In Die Hard, the villain was amusing and evil in a positive way: he was a worthy prey. Some, such as Alan Rickman, elevated villainy on screen to an art. Alas, here, despite apparently paying tribute to Die Hard, with lines such as: ‘You’re a son of a gun’, the villain is a trite failure.
Having said this, the self-doubt of the protagonist combined with the tension and pace of the film which is maintained until the end, make it worth watching.
The film score is excellent, throughout. I loved how sound merged with music to create tension. Few scores do it as expertly.
In the second half of the film, a theme emerges which propels the narrative to a resolution. It is always necessary to resolve the disequilibrium created by the villain, viz the plot serving line: ‘Give me the money or else!’ Here, the lead protagonist’s character is also in doubt. He is sure of himself, but can we be sure of him? Perhaps Federal Air Marshall Bill Marks is delusional – no-body knows. With the strange goings-on, other characters start to vie for control.
Thus, Non-Stop visits the theme of leadership and group dynamics. Sadly, what quickly emerges is parochial masculinity; unlike, for example, the interesting group dynamics explored by Reginald Rose in the classic film, 12 Angry Men. Whilst it’s true that there was the immediacy of a ticking bomb to deal with, the regression into a testosterone-bathed group dynamic is tiresome. Ultimately, while these dynamics propel the narrative, the reproduction of patriarchy serves to undermine the credibility of film.
The Air Marshall, at times a dubious leader, knows exactly what to say in the least number of words. One gets the immediate feeling this comes from years of experience as a cop; certainly, Neeson’s many years experience as an actor delivers well.
And oddly, as the film morphs from a mystery-thriller to an action film, all of the emerging leaders are men. Women are marginal. The most prominent woman, Jen Summers played by Julianne Moore, is immaterial to the plot. The second cop, played by Corey Stoll, is a man; the Dr Fahim Nasir is a man, the programmer Zack White, played by Nate Parker, is a man; even the ‘token black teenager’, played by Corey Hawkins, is a man. His minor character becomes part of the alpha group.
Thus, in the quest to save the plane and to resolve the plot, the film changes. The sudden bravado is difficult to watch. It marks the point where Non-Stop changes from an intelligent mystery thriller with a great score to an action movie with action figures, all swimming in testosterone.

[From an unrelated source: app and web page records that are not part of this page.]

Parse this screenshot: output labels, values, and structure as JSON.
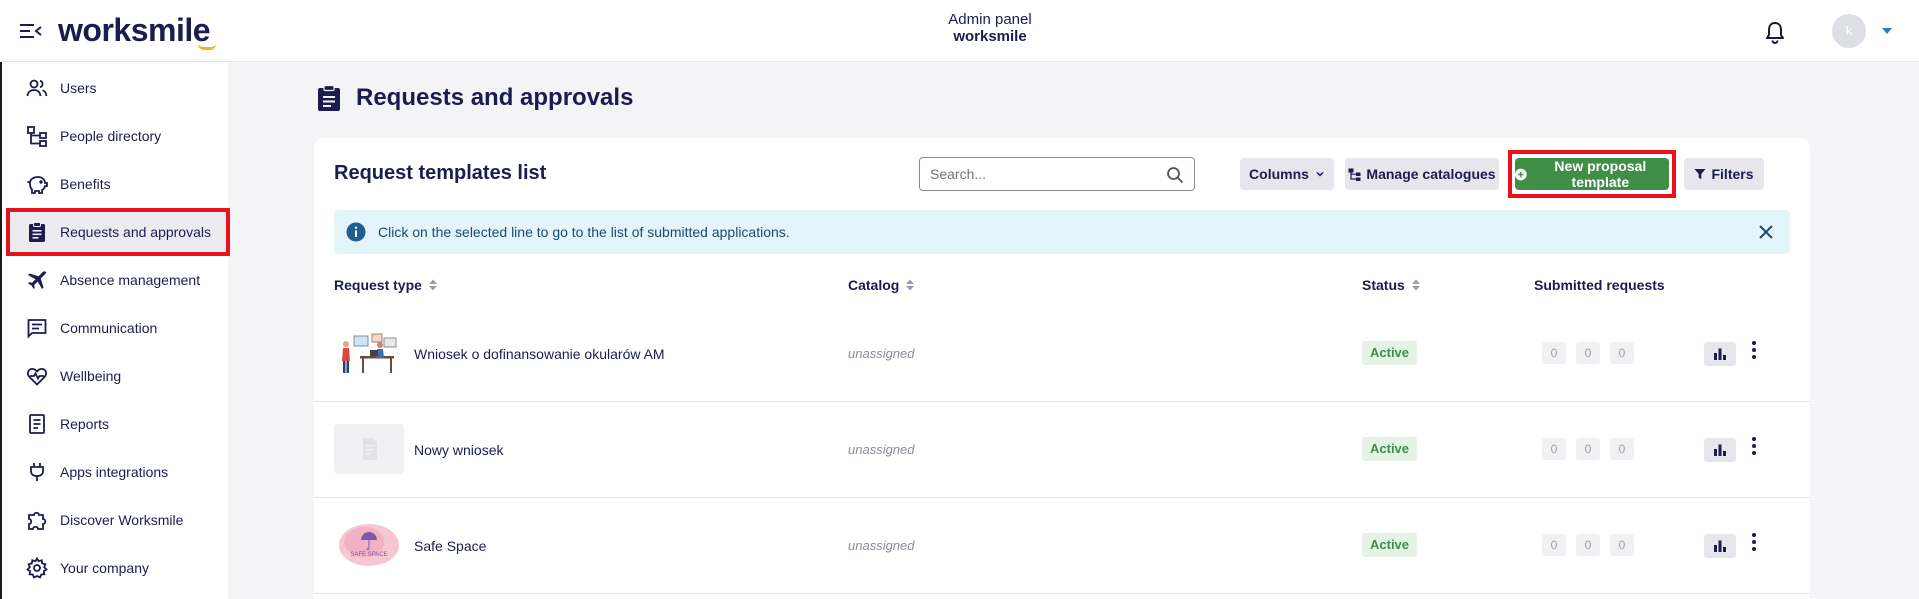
{
  "header": {
    "logo": "worksmile",
    "admin_title": "Admin panel",
    "admin_sub": "worksmile",
    "avatar_initial": "k"
  },
  "sidebar": {
    "items": [
      {
        "label": "Users",
        "icon": "users-icon"
      },
      {
        "label": "People directory",
        "icon": "org-chart-icon"
      },
      {
        "label": "Benefits",
        "icon": "piggy-bank-icon"
      },
      {
        "label": "Requests and approvals",
        "icon": "clipboard-icon",
        "active": true
      },
      {
        "label": "Absence management",
        "icon": "plane-icon"
      },
      {
        "label": "Communication",
        "icon": "message-icon"
      },
      {
        "label": "Wellbeing",
        "icon": "heart-pulse-icon"
      },
      {
        "label": "Reports",
        "icon": "report-icon"
      },
      {
        "label": "Apps integrations",
        "icon": "plug-icon"
      },
      {
        "label": "Discover Worksmile",
        "icon": "puzzle-icon"
      },
      {
        "label": "Your company",
        "icon": "gear-icon"
      }
    ]
  },
  "page": {
    "title": "Requests and approvals"
  },
  "card": {
    "title": "Request templates list",
    "search_placeholder": "Search...",
    "columns_label": "Columns",
    "manage_label": "Manage catalogues",
    "new_label": "New proposal template",
    "filters_label": "Filters",
    "info_text": "Click on the selected line to go to the list of submitted applications."
  },
  "table": {
    "headers": {
      "type": "Request type",
      "catalog": "Catalog",
      "status": "Status",
      "submitted": "Submitted requests"
    },
    "rows": [
      {
        "name": "Wniosek o dofinansowanie okularów AM",
        "catalog": "unassigned",
        "status": "Active",
        "counts": [
          "0",
          "0",
          "0"
        ]
      },
      {
        "name": "Nowy wniosek",
        "catalog": "unassigned",
        "status": "Active",
        "counts": [
          "0",
          "0",
          "0"
        ]
      },
      {
        "name": "Safe Space",
        "catalog": "unassigned",
        "status": "Active",
        "counts": [
          "0",
          "0",
          "0"
        ],
        "thumb_text": "SAFE SPACE"
      }
    ]
  },
  "colors": {
    "brand": "#1c1c52",
    "primary_green": "#3f8f47",
    "highlight_red": "#e8131a",
    "accent_yellow": "#f5b21b"
  }
}
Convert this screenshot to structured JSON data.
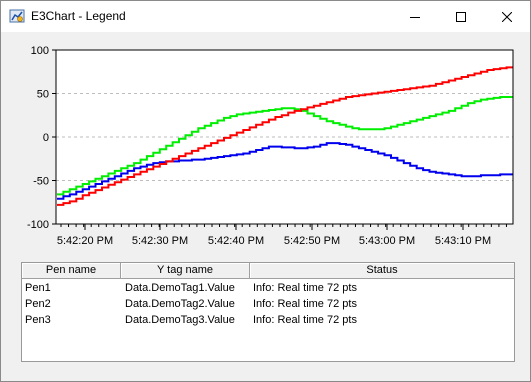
{
  "window": {
    "title": "E3Chart - Legend",
    "icon": "app-chart-icon",
    "controls": [
      "minimize-icon",
      "maximize-icon",
      "close-icon"
    ]
  },
  "chart_data": {
    "type": "line",
    "title": "",
    "xlabel": "",
    "ylabel": "",
    "ylim": [
      -100,
      100
    ],
    "y_ticks": [
      "100",
      "50",
      "0",
      "-50",
      "-100"
    ],
    "x_ticks": [
      "5:42:20 PM",
      "5:42:30 PM",
      "5:42:40 PM",
      "5:42:50 PM",
      "5:43:00 PM",
      "5:43:10 PM"
    ],
    "grid": true,
    "series": [
      {
        "name": "Pen1",
        "color": "#ff0000",
        "values": [
          -78,
          -76,
          -74,
          -71,
          -67,
          -64,
          -61,
          -58,
          -55,
          -52,
          -49,
          -46,
          -43,
          -40,
          -37,
          -34,
          -31,
          -28,
          -25,
          -22,
          -19,
          -16,
          -13,
          -10,
          -7,
          -4,
          -1,
          2,
          5,
          8,
          11,
          14,
          17,
          20,
          23,
          25,
          28,
          30,
          32,
          34,
          36,
          38,
          40,
          42,
          44,
          46,
          47,
          48,
          49,
          50,
          51,
          52,
          53,
          54,
          55,
          56,
          57,
          58,
          59,
          61,
          63,
          65,
          67,
          69,
          71,
          73,
          75,
          77,
          78,
          79,
          80,
          80
        ]
      },
      {
        "name": "Pen2",
        "color": "#00ee00",
        "values": [
          -66,
          -63,
          -60,
          -57,
          -54,
          -51,
          -48,
          -45,
          -42,
          -39,
          -36,
          -33,
          -30,
          -26,
          -22,
          -18,
          -14,
          -10,
          -6,
          -2,
          2,
          6,
          10,
          13,
          16,
          19,
          22,
          24,
          26,
          27,
          28,
          29,
          30,
          31,
          32,
          33,
          33,
          32,
          30,
          27,
          24,
          21,
          18,
          16,
          14,
          12,
          10,
          9,
          9,
          9,
          9,
          10,
          12,
          14,
          16,
          18,
          20,
          22,
          24,
          26,
          28,
          30,
          33,
          36,
          39,
          41,
          43,
          44,
          45,
          46,
          46,
          46
        ]
      },
      {
        "name": "Pen3",
        "color": "#0000ee",
        "values": [
          -71,
          -68,
          -66,
          -63,
          -60,
          -57,
          -54,
          -51,
          -48,
          -45,
          -42,
          -39,
          -36,
          -34,
          -32,
          -30,
          -29,
          -28,
          -28,
          -27,
          -27,
          -26,
          -26,
          -25,
          -24,
          -23,
          -22,
          -21,
          -20,
          -19,
          -17,
          -15,
          -13,
          -11,
          -11,
          -12,
          -12,
          -13,
          -13,
          -12,
          -11,
          -9,
          -7,
          -7,
          -8,
          -9,
          -11,
          -13,
          -15,
          -17,
          -19,
          -21,
          -24,
          -27,
          -30,
          -33,
          -36,
          -38,
          -40,
          -41,
          -42,
          -43,
          -44,
          -45,
          -45,
          -45,
          -44,
          -44,
          -44,
          -43,
          -43,
          -43
        ]
      }
    ]
  },
  "legend": {
    "columns": [
      "Pen name",
      "Y tag name",
      "Status"
    ],
    "rows": [
      {
        "pen": "Pen1",
        "tag": "Data.DemoTag1.Value",
        "status": "Info: Real time 72 pts"
      },
      {
        "pen": "Pen2",
        "tag": "Data.DemoTag2.Value",
        "status": "Info: Real time 72 pts"
      },
      {
        "pen": "Pen3",
        "tag": "Data.DemoTag3.Value",
        "status": "Info: Real time 72 pts"
      }
    ]
  }
}
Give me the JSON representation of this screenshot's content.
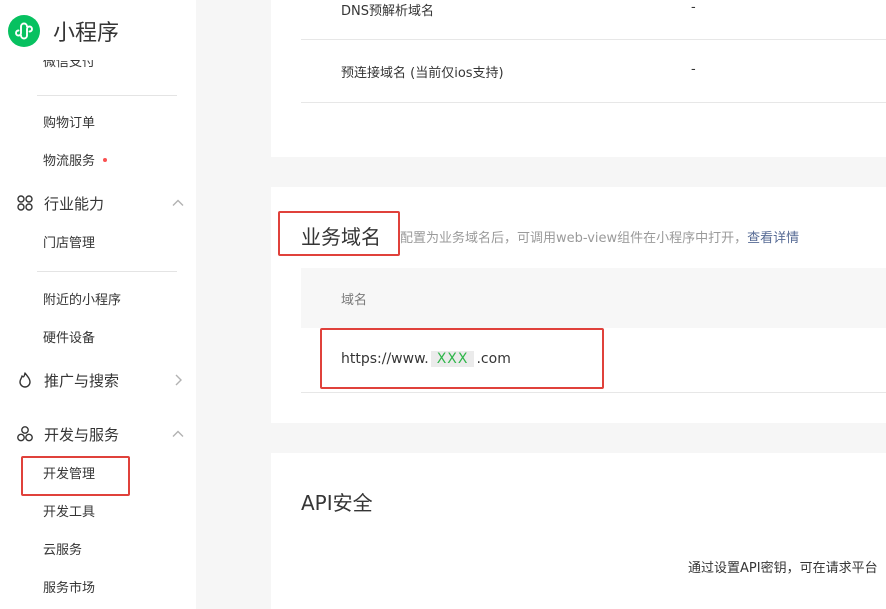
{
  "app": {
    "title": "小程序"
  },
  "sidebar": {
    "items_top": [
      {
        "label": "微信支付",
        "partial": true
      },
      {
        "label": "购物订单"
      },
      {
        "label": "物流服务",
        "dot": true
      }
    ],
    "groups": [
      {
        "label": "行业能力",
        "icon": "industry-icon",
        "chevron": "up",
        "items": [
          "门店管理",
          "附近的小程序",
          "硬件设备"
        ]
      },
      {
        "label": "推广与搜索",
        "icon": "promotion-icon",
        "chevron": "right",
        "items": []
      },
      {
        "label": "开发与服务",
        "icon": "dev-service-icon",
        "chevron": "up",
        "items": [
          "开发管理",
          "开发工具",
          "云服务",
          "服务市场"
        ]
      }
    ]
  },
  "main": {
    "domain_rows": [
      {
        "label": "DNS预解析域名",
        "value": "-"
      },
      {
        "label": "预连接域名 (当前仅ios支持)",
        "value": "-"
      }
    ],
    "business_domain": {
      "title": "业务域名",
      "description": "配置为业务域名后，可调用web-view组件在小程序中打开，",
      "link": "查看详情",
      "column_header": "域名",
      "url_prefix": "https://www.",
      "url_masked": "XXX",
      "url_suffix": ".com"
    },
    "api_security": {
      "title": "API安全",
      "description": "通过设置API密钥，可在请求平台"
    }
  },
  "colors": {
    "brand": "#07c160",
    "highlight_box": "#e0413b",
    "link": "#576b95",
    "notice_dot": "#fa5151"
  }
}
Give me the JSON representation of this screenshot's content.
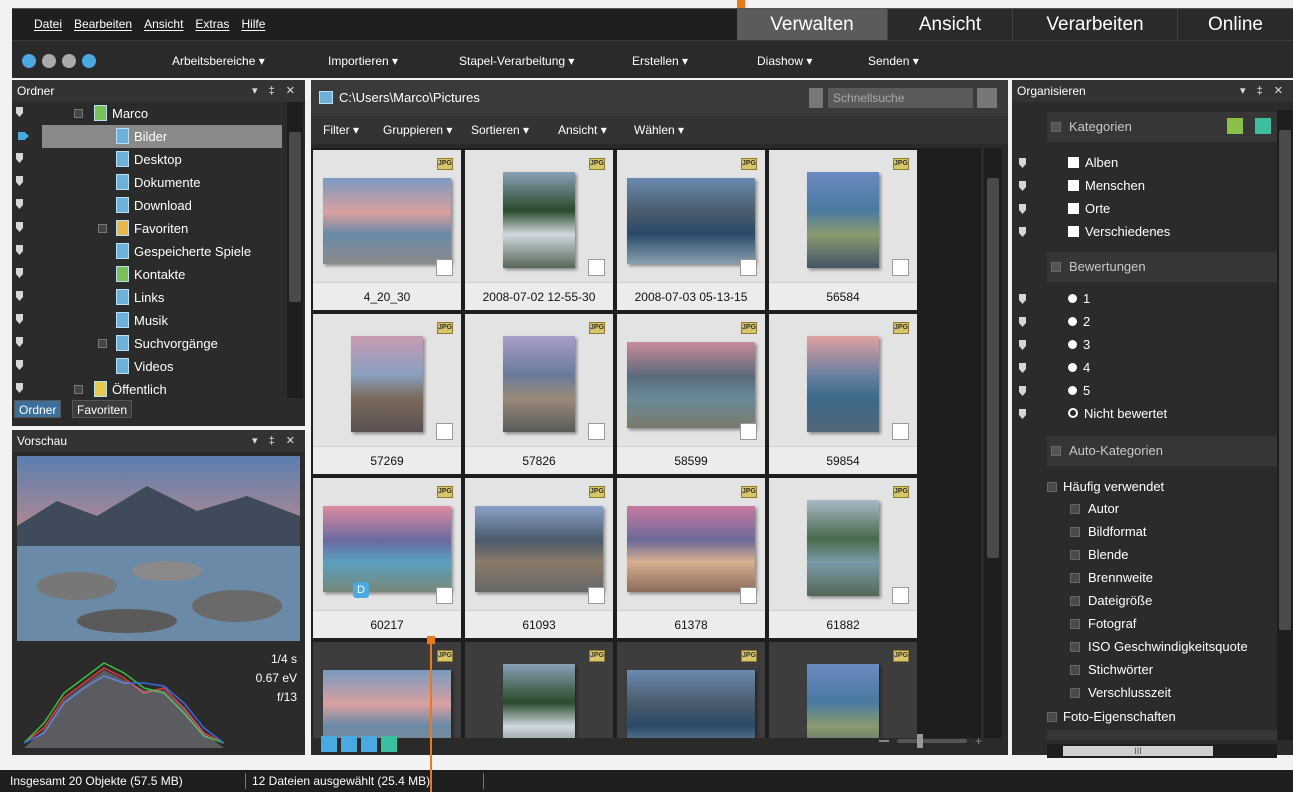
{
  "menu": [
    "Datei",
    "Bearbeiten",
    "Ansicht",
    "Extras",
    "Hilfe"
  ],
  "mode_tabs": [
    "Verwalten",
    "Ansicht",
    "Verarbeiten",
    "Online"
  ],
  "toolbar": {
    "workspaces": "Arbeitsbereiche",
    "import": "Importieren",
    "batch": "Stapel-Verarbeitung",
    "create": "Erstellen",
    "slideshow": "Diashow",
    "send": "Senden"
  },
  "folders_panel": {
    "title": "Ordner",
    "items": [
      "Marco",
      "Bilder",
      "Desktop",
      "Dokumente",
      "Download",
      "Favoriten",
      "Gespeicherte Spiele",
      "Kontakte",
      "Links",
      "Musik",
      "Suchvorgänge",
      "Videos",
      "Öffentlich"
    ],
    "tabs": [
      "Ordner",
      "Favoriten"
    ]
  },
  "preview_panel": {
    "title": "Vorschau",
    "exif": {
      "shutter": "1/4 s",
      "ev": "0.67 eV",
      "aperture": "f/13"
    }
  },
  "browser": {
    "path": "C:\\Users\\Marco\\Pictures",
    "search_placeholder": "Schnellsuche",
    "filters": [
      "Filter",
      "Gruppieren",
      "Sortieren",
      "Ansicht",
      "Wählen"
    ],
    "badge": "JPG",
    "captions": [
      "4_20_30",
      "2008-07-02 12-55-30",
      "2008-07-03 05-13-15",
      "56584",
      "57269",
      "57826",
      "58599",
      "59854",
      "60217",
      "61093",
      "61378",
      "61882"
    ],
    "d_label": "D"
  },
  "organize_panel": {
    "title": "Organisieren",
    "categories_header": "Kategorien",
    "categories": [
      "Alben",
      "Menschen",
      "Orte",
      "Verschiedenes"
    ],
    "ratings_header": "Bewertungen",
    "ratings": [
      "1",
      "2",
      "3",
      "4",
      "5",
      "Nicht bewertet"
    ],
    "auto_header": "Auto-Kategorien",
    "frequent": "Häufig verwendet",
    "auto_items": [
      "Autor",
      "Bildformat",
      "Blende",
      "Brennweite",
      "Dateigröße",
      "Fotograf",
      "ISO Geschwindigkeitsquote",
      "Stichwörter",
      "Verschlusszeit"
    ],
    "photo_props": "Foto-Eigenschaften",
    "scroll_dots": "III"
  },
  "status": {
    "total": "Insgesamt 20 Objekte (57.5 MB)",
    "selected": "12 Dateien ausgewählt (25.4 MB)"
  }
}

Ultimately, the camaraderie of the men was light entertainment sprinkled on top of plot that was in the process of being dismantled. The characters became little more than puppets on a string, serving the imperatives of an exposition which now needed to be resolved, so that everybody could be happy again.
The moment for this sort of cinema came in the late 1980s and 1990s when the genre was developed by Die Hard. The difference with this film is that the earlier film built tension throughout the film and which was maintained in a more sophisticated way, hence the success of the franchise and the creation of a new box office format.
Non-Stop doesn’t fit into the genre so well. The equivalent of “Yippie-ki-yay, motherfucker!” here doesn’t come with the ‘motherfucker’ appendage. It’s the more polite, ‘he-does-this,-therefore-we-do-this’ version.
From this perspective, whilst the first half of Non-Stop was successful in building up the tension beautifully, the second half turns into a Die Hard tribute film with an audience-pleasing neat ending.
Non-Stop was released in the UK on 28 February, 2014.